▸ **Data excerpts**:

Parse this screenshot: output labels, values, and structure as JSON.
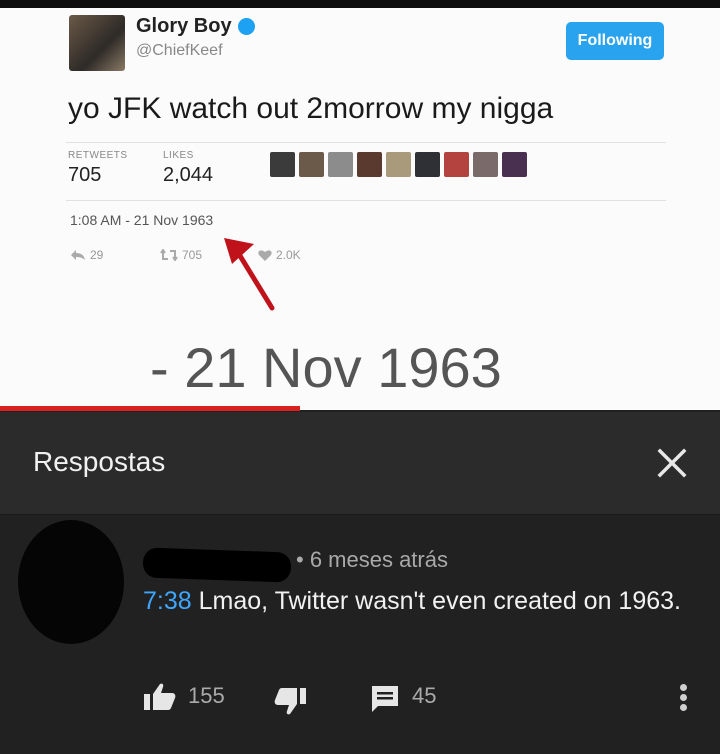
{
  "tweet": {
    "display_name": "Glory Boy",
    "handle": "@ChiefKeef",
    "follow_label": "Following",
    "text": "yo JFK watch out 2morrow my nigga",
    "retweets_label": "RETWEETS",
    "retweets_value": "705",
    "likes_label": "LIKES",
    "likes_value": "2,044",
    "timestamp": "1:08 AM - 21 Nov 1963",
    "reply_count": "29",
    "retweet_count": "705",
    "like_count": "2.0K",
    "zoomed_date": "- 21 Nov 1963"
  },
  "panel": {
    "title": "Respostas",
    "close_icon": "close-icon"
  },
  "comment": {
    "meta": "• 6 meses atrás",
    "timestamp_link": "7:38",
    "text": " Lmao, Twitter wasn't even created on 1963.",
    "like_count": "155",
    "reply_count": "45"
  },
  "colors": {
    "accent": "#3ea6ff",
    "progress": "#d9211f",
    "follow": "#2aa3ef",
    "background": "#212121"
  }
}
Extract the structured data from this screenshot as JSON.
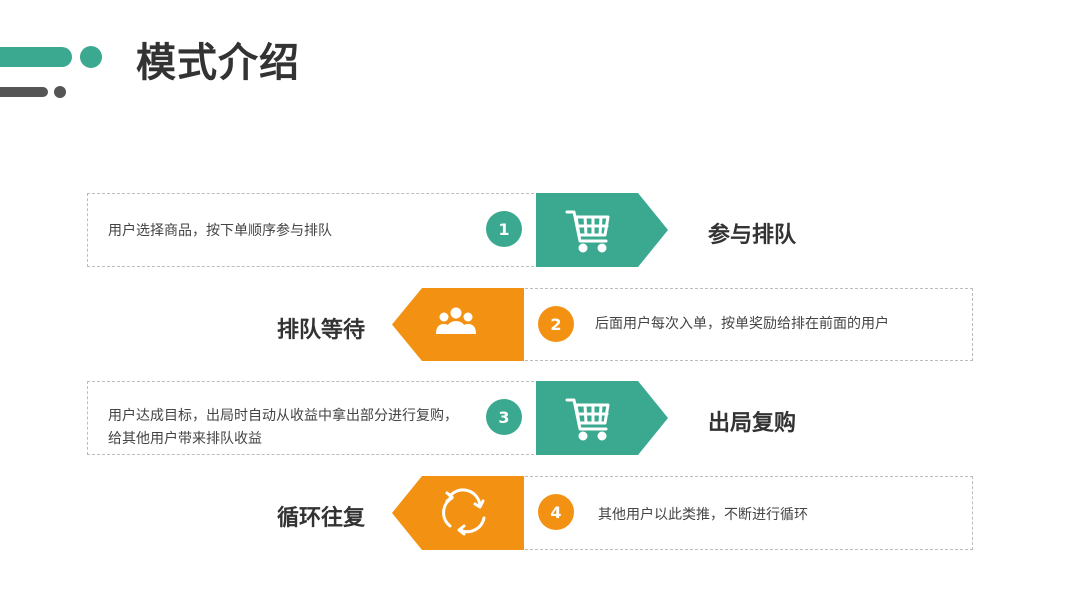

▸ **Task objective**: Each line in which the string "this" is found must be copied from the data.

▸ **Output of the exercise**:
Parse this screenshot: output labels, values, and structure as JSON.
Extract the structured data from this screenshot as JSON.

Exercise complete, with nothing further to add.